Figurative Language in "The Most Dangerous Game" Short Story
In "The Most Dangerous Game," Rainsford falls overboard on a dark night and swims to supposed safety on Ship-Trap Island. What he doesn't understand is that he will spend the next week fighting for his life against Zaroff and his giant butler Ivan. Zaroff, an avid hunter, explains that Rainsford is the prey in the hunt, and Zaroff explains that indeed it is man who is the most "dangerous game." In order to tell the story well, Richard Connell employs many examples of figurative language.
Imagery is the tool writers use to paint a picture with their writing. Imagery refers to anything that is received through the senses: sight, hearing, touch, taste and smell. Connell creates imagery in many places. He describes the hot night when Rainsford falls off the boat by writing: "... the dank tropical night that was palpable as it pressed its thick warm blackness in upon the yacht." This helps the reader feel as if he is there. Another example of imagery is the following: "The sensuous drowsiness of the night was on him. 'It's so dark,' he thought, 'that I could sleep without closing my eyes ...' " Imagery brings the reader closer to the story.
A comparison of two unlike things is known as a metaphor. Connell uses metaphors to create a comparison that says so much in just a few words. In the dark of night, when Rainsford was talking about falling asleep, he says,
"... the night would be my eyelids." He was saying that the night was so dark, it was as if his eyes were closed. He also describes falling in the water and watching the boat continue by saying, "The lights of the yacht became faint and ever-vanishing fireflies." This comparison shows how the lights were twinkling as he was bobbing in the water.

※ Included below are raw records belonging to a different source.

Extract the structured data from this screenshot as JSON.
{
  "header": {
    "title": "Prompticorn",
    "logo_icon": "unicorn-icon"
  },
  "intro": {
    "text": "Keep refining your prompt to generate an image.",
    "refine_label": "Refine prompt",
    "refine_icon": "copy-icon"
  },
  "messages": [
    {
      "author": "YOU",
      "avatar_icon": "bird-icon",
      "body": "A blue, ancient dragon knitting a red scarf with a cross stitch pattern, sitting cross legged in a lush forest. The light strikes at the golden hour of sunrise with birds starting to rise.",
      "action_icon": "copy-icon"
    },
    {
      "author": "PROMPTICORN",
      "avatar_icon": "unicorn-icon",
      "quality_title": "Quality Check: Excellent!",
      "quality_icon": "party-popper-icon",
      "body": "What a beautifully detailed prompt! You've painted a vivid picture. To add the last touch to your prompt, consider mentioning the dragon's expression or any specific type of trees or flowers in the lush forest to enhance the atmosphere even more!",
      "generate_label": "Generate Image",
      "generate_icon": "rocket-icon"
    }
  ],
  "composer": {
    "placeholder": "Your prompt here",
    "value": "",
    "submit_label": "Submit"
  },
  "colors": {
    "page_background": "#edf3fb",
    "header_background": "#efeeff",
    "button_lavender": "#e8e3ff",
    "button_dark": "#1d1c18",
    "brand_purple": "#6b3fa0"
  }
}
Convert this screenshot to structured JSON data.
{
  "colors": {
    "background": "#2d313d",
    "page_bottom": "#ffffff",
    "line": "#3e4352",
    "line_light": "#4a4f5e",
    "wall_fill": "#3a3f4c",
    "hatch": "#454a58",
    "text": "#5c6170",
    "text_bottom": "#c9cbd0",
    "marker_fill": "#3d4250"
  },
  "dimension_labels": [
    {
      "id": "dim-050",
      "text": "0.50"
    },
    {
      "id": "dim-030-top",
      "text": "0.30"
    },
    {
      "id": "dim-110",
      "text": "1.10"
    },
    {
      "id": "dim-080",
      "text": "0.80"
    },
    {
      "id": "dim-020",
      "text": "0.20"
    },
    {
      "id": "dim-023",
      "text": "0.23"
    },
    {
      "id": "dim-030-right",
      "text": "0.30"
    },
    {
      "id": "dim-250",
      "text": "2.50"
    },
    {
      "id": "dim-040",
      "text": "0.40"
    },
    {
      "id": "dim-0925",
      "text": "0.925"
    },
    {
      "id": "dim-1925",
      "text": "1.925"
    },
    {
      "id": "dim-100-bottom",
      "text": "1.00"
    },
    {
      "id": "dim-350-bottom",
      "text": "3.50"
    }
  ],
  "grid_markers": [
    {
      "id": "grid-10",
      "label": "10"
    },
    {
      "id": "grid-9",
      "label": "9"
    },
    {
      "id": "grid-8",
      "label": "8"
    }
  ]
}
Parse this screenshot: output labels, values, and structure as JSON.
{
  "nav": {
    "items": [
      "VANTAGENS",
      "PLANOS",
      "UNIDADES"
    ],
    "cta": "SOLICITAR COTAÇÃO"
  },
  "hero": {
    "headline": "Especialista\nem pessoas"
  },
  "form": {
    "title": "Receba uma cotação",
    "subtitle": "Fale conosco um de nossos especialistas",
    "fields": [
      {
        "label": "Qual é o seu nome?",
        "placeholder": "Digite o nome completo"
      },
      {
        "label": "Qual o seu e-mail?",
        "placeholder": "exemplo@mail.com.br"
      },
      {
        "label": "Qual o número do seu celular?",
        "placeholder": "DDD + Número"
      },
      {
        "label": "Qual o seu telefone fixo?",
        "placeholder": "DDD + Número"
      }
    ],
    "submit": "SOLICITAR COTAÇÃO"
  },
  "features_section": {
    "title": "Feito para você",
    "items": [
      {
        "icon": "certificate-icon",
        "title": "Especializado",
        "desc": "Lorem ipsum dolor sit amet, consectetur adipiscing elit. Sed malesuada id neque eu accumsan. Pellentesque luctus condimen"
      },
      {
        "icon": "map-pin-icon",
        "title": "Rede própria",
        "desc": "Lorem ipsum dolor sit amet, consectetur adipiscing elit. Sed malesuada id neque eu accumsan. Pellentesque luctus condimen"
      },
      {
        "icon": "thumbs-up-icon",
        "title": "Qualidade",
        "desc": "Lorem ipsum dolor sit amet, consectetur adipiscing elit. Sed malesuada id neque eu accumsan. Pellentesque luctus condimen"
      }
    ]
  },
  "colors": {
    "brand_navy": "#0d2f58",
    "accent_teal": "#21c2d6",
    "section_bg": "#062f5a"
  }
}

When an author gives human qualities and characteristics to inanimate objects, this is personification. Connell writes that "... a sharp hunger was picking at him." Picking at someone is a human quality, and therefore this is personification. Another great example is: "... the sea licked greedy lips in the shadows." The sea cannot lick its lips, as this is a human quality.
A symbol is an object that represents something both literally and figuratively. In other words, it has come to mean something beyond itself. In this story, the bed is the most important symbol. At the end of the story, there is a standoff between Zaroff and Rainsford in Zaroff's bedroom. They were to fight to the death, and the very last line says, "He had never slept in a better bed, Rainsford decided." The bed symbolizes Rainsford's victory in the game, and his defeat of Zaroff.
Kathryne Bradesca has been a writing teacher for more than 15 years. She has also contributed to newspapers and magazines such as "The Morning Journal" and "The Ignatius Quarterly." Bradesca received a master's degree in teaching from Kent State University.